## ABOUT THIS TASK
State the number of lines in the records beneath that hold the word "Windows", and add nothing.

## THE RECORDS

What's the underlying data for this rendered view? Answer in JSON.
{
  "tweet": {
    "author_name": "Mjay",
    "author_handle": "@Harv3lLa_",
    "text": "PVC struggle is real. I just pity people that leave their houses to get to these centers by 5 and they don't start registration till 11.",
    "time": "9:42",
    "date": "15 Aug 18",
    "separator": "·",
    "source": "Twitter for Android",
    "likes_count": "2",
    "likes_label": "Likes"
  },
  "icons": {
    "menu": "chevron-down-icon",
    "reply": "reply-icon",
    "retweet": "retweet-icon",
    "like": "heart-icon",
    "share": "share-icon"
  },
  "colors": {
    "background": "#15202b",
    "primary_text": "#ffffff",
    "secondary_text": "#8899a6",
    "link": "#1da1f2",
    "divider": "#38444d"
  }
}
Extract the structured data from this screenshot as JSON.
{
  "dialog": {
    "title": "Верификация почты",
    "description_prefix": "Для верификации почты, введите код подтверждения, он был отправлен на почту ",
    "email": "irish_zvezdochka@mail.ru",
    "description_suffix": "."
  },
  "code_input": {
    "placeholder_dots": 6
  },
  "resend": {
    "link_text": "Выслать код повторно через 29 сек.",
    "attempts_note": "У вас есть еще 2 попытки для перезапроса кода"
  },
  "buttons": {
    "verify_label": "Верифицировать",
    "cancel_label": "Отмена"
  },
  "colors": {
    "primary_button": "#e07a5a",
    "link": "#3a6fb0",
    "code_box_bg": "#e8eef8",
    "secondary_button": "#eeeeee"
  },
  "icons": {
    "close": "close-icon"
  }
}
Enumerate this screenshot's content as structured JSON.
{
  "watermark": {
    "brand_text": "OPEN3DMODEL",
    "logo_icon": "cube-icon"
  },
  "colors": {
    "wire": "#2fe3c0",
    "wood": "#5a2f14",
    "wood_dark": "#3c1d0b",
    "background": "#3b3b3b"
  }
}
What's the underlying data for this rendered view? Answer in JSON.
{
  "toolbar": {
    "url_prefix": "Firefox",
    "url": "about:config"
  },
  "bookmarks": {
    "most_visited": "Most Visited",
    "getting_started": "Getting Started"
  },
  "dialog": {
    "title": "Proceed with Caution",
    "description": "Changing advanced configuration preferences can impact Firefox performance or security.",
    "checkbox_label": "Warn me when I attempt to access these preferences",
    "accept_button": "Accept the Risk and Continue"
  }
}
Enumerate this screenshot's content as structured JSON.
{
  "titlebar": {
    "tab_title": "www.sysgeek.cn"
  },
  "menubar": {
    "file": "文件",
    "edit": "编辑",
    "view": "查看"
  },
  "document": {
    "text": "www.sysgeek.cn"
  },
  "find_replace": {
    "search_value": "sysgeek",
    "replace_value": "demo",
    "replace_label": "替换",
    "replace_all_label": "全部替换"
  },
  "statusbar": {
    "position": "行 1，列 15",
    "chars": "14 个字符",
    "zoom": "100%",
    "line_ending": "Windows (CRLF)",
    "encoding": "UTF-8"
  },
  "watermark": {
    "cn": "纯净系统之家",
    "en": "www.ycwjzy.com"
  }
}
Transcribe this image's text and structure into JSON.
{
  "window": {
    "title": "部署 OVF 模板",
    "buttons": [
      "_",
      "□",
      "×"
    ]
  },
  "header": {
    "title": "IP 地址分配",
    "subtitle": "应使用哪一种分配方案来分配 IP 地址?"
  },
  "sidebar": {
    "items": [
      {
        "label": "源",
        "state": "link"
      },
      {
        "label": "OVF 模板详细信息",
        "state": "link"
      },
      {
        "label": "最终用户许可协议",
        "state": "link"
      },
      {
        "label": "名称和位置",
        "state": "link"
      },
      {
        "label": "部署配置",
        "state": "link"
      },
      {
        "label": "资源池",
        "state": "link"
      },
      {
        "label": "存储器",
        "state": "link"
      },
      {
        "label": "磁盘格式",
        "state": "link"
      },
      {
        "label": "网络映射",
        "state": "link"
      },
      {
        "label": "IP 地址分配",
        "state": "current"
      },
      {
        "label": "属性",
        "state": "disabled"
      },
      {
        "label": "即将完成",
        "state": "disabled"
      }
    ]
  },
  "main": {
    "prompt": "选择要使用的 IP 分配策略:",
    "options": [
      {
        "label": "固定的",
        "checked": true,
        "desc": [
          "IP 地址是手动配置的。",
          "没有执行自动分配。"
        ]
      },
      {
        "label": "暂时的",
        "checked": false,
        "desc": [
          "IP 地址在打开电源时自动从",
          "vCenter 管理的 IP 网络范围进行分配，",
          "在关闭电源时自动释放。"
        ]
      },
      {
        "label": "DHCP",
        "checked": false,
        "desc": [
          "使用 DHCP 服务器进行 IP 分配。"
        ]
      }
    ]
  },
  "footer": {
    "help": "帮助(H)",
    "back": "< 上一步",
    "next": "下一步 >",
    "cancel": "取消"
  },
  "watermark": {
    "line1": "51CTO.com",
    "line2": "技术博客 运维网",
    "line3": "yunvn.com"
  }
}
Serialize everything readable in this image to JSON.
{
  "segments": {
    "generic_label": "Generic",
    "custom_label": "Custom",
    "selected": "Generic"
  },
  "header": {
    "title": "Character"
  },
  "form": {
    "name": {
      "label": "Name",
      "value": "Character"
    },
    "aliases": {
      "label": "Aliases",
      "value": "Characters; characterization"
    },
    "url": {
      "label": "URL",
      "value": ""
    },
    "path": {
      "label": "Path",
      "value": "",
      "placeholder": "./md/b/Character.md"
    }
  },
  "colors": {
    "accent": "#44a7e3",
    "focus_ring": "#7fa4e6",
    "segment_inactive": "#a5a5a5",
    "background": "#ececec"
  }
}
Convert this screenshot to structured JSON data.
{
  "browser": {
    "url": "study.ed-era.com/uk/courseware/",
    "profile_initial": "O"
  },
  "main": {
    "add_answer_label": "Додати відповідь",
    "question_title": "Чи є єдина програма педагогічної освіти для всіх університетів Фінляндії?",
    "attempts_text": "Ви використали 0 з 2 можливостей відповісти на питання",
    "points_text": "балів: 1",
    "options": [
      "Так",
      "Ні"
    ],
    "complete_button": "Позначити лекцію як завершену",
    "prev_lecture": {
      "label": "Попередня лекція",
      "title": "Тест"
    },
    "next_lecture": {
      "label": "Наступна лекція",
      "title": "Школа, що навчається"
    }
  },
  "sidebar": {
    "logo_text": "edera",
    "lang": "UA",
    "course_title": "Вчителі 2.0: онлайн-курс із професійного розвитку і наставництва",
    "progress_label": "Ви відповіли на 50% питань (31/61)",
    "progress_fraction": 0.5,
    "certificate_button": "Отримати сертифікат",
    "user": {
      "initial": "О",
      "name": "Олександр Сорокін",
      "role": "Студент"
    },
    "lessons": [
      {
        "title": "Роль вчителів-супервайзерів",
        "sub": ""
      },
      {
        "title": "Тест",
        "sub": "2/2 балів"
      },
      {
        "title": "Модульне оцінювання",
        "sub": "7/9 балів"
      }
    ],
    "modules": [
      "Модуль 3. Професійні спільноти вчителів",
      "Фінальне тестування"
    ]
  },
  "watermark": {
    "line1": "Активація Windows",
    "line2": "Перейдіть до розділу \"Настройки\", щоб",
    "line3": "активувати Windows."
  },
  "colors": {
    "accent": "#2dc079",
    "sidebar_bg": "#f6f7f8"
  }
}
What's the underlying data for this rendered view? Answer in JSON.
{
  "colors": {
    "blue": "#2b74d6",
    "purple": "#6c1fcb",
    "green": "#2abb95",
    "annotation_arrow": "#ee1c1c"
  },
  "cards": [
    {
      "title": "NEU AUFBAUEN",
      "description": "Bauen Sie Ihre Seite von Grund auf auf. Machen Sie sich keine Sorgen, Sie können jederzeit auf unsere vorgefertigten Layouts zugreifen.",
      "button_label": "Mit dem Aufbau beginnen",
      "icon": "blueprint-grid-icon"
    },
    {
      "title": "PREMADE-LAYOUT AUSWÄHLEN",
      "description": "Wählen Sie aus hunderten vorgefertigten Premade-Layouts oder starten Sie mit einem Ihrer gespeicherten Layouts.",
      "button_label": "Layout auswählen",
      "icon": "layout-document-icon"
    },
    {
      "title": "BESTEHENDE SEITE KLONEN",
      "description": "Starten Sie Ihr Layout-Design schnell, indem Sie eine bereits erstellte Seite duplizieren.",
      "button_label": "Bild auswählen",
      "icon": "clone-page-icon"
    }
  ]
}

## PROBLEM SOLUTION
3